The unique atmosphere can turn the formbook upside down. It can also see partnerships who have gone well all season pull that extra something out of the bag to wow the judges.
Congratulations to Team Bardo and rider Jayne Ross, on winning the supreme with riding horse champion Broadshard Simplicity (pictured).
One of my favourite memories from this year’s show will be judging the SEIB Search for a Star series.
I wish I could have brought our champion home — Nikki Johnson’s four-year-old Diamond Roulette, who won the hunter section, had an attitude to die for and is definitely one to watch. He is a true DIY job, because Nikki bred him out of her Irish sport horse mare and has produced him herself. It’s fantastic to win on a four-year-old and for him to be a homebred must make it even more special.
Thanks to the SEIB team, this series has gone from strength to strength and the standard gets higher every year.
One sour note: why are there always last-minute complaints on social media from people who hide behind made-up names, don’t seem to have read the rules and have “just discovered” that certain combinations who have qualified for prestigious competitions are supposedly ineligible? Everyone in that ring deserves our congratulations.
First-class New Forests
A big cheer should also go to New Forest pony breeder Katie Baxter, breeder of the M&M champion, Marleydenes Shiraz and — as if that isn’t enough — the pony who stood second in the New Forest class, Marleydenes Nashaal. I saw Alexandra Hawkins, owner and rider of Marleydenes Shiraz, in the working-in area and the stallion really caught my eye.
At one time, New Forest ponies were perceived by many showing people as second-class citizens. These two, and many others, prove that isn’t the case and I hope more people will think of the breed when looking for a versatile pony.

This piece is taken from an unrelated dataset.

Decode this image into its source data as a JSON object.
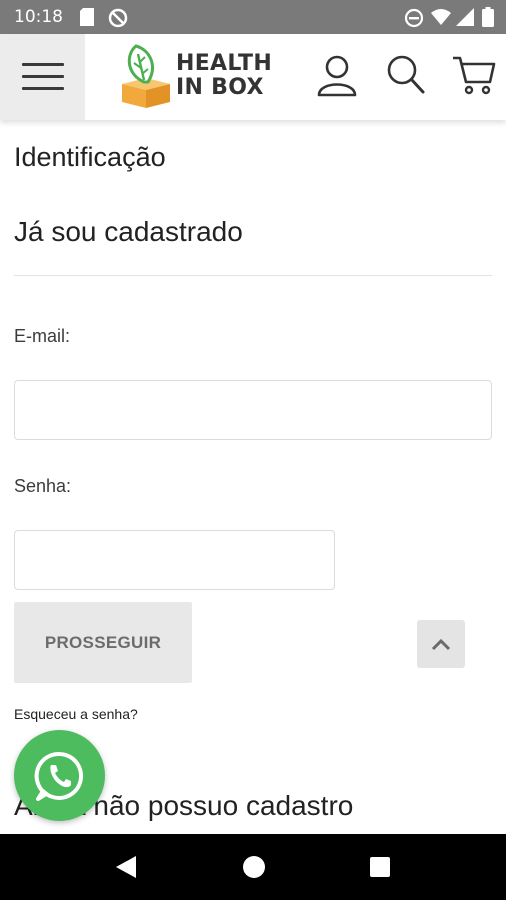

People often claim that show horses have short competitive lives, either because judges supposedly get bored with seeing them or the horses get bored with showing. While I believe we should make sure every horse has an all-round education so he can go on to another job if necessary, there are some who love the job and keep on pulling out all the stops.
Joanne Singfield’s 12-year-old heavyweight hunter winner Rockefeller, ridden by Alwyne Fradley, is one of them and deserved his place at the top of the line. It seemed the judges couldn’t take their eyes off him.
My two left feet
After hoofing it at HOYS, I’ll soon be hoofing it for charity with my dancing partner Tommaso Covella. As participants in the Strictly MK (Milton Keynes) dance challenge, we’ll be at Bury Farm Equestrian Centre, Bucks, in December to raise money for Macmillan Cancer Support and Keech Hospice Care.
The event follows a familiar format, with professional-standard dancers teaming up with the not-so-professional.
I’m a useless dancer — I can see a stride, but on the dance floor, I have two left feet.
Fortunately, Tommaso’s dancing talent may help to hide that and I hope friends in the showing world will support me and help raise funds for two great causes.
This column was originally published in H&H magazine on Thursday 22 October, 2014